Black men have never had more opportunity for success than today—yet, as bestselling author Cose puts it, "We are watching the largest group of black males in history stumbling through life with a ball and chain." Add to that the ravages of police brutality, murder, poverty, illiteracy, and the widening gap separating the black "elite" from the "underclass," and the result is a paralyzing pessimism. But even as Cose acknowledges the systemic obstacles that confront black men, he refuses to accept them as reasons for giving up; instead he rails against the destructive attitude that has made academic achievement a source of shame instead of pride in many black communities—and outlines steps black males can take to enhance their odds for success.

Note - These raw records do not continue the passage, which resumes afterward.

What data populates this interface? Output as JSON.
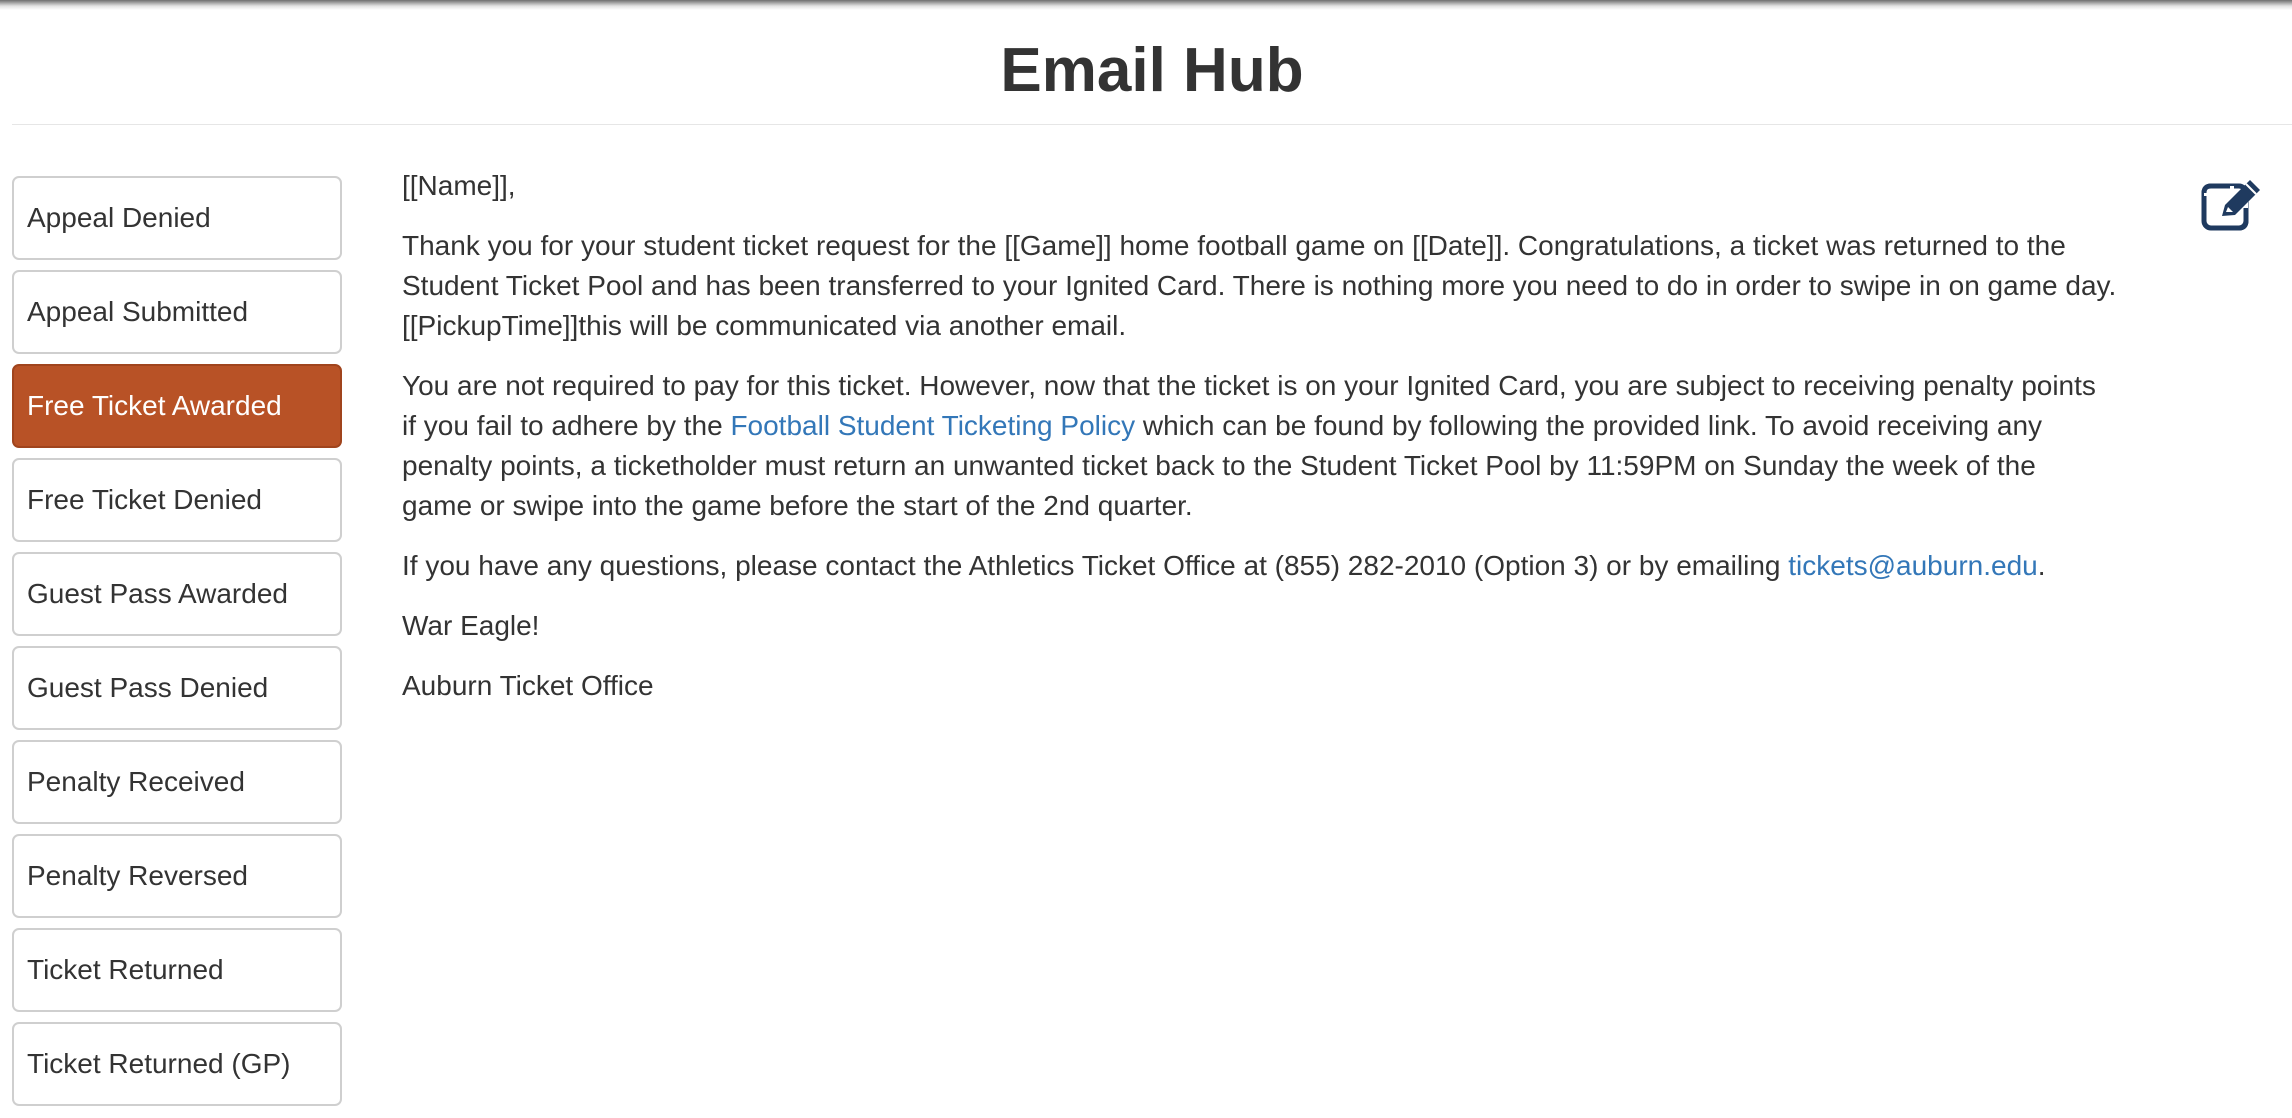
{
  "page": {
    "title": "Email Hub"
  },
  "sidebar": {
    "items": [
      {
        "label": "Appeal Denied",
        "active": false
      },
      {
        "label": "Appeal Submitted",
        "active": false
      },
      {
        "label": "Free Ticket Awarded",
        "active": true
      },
      {
        "label": "Free Ticket Denied",
        "active": false
      },
      {
        "label": "Guest Pass Awarded",
        "active": false
      },
      {
        "label": "Guest Pass Denied",
        "active": false
      },
      {
        "label": "Penalty Received",
        "active": false
      },
      {
        "label": "Penalty Reversed",
        "active": false
      },
      {
        "label": "Ticket Returned",
        "active": false
      },
      {
        "label": "Ticket Returned (GP)",
        "active": false
      }
    ]
  },
  "email": {
    "greeting": "[[Name]],",
    "para1_line1": "Thank you for your student ticket request for the [[Game]] home football game on [[Date]]. Congratulations, a ticket was returned to the",
    "para1_line2": "Student Ticket Pool and has been transferred to your Ignited Card. There is nothing more you need to do in order to swipe in on game day.",
    "para1_line3": "[[PickupTime]]this will be communicated via another email.",
    "para2_line1": "You are not required to pay for this ticket. However, now that the ticket is on your Ignited Card, you are subject to receiving penalty points",
    "para2_pre_link": "if you fail to adhere by the ",
    "policy_link": "Football Student Ticketing Policy",
    "para2_post_link": " which can be found by following the provided link.  To avoid receiving any",
    "para2_line3": "penalty points, a ticketholder must return an unwanted ticket back to the Student Ticket Pool by 11:59PM on Sunday the week of the",
    "para2_line4": "game or swipe into the game before the start of the 2nd quarter.",
    "para3_pre_link": "If you have any questions, please contact the Athletics Ticket Office at (855) 282-2010 (Option 3) or by emailing ",
    "email_link": "tickets@auburn.edu",
    "para3_post_link": ".",
    "signoff": "War Eagle!",
    "signature": "Auburn Ticket Office"
  },
  "icons": {
    "edit": "edit-icon"
  },
  "colors": {
    "active_item": "#b85226",
    "link": "#3377b8",
    "edit_icon": "#1f3a5f",
    "text": "#333333"
  }
}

With insightful anecdotes about a broad range of black men from all walks of life, Cose delivers a warning of the vast tragedy that is wasted black potential, and a call to arms that can enable black men to reclaim their destiny in America.
Ellis Cose is the author of the bestselling The Envy of the World, Color-Blind, and The Rage of a Privileged Class, as well as Democracy, If We Can Keep It and The Short Life & Curious Death of Free Speech in America. He is a columnist and contributing editor for Newsweek magazine. He has appeared on Nightline, Dateline, Good Morning America, PBS's NewsHour with Jim Lehrer, NPR, and other national television and radio programs. He lives in New York City with his wife and daughter.
Washington Post Lucid, eloquent and deeply personal.
Chicago Tribune Cose writes with the urgency of a man who is single-handedly trying to save the race....But young black males are not his only intended audience. The Envy of the World speaks to the rest of us as well.
Claude Brown Author of Manchild in the Promised LandThe Envy of the World will stimulate, provoke and jolt the reader loose from previously held misconceptions on the American race issue. A must-read book for the new millennium.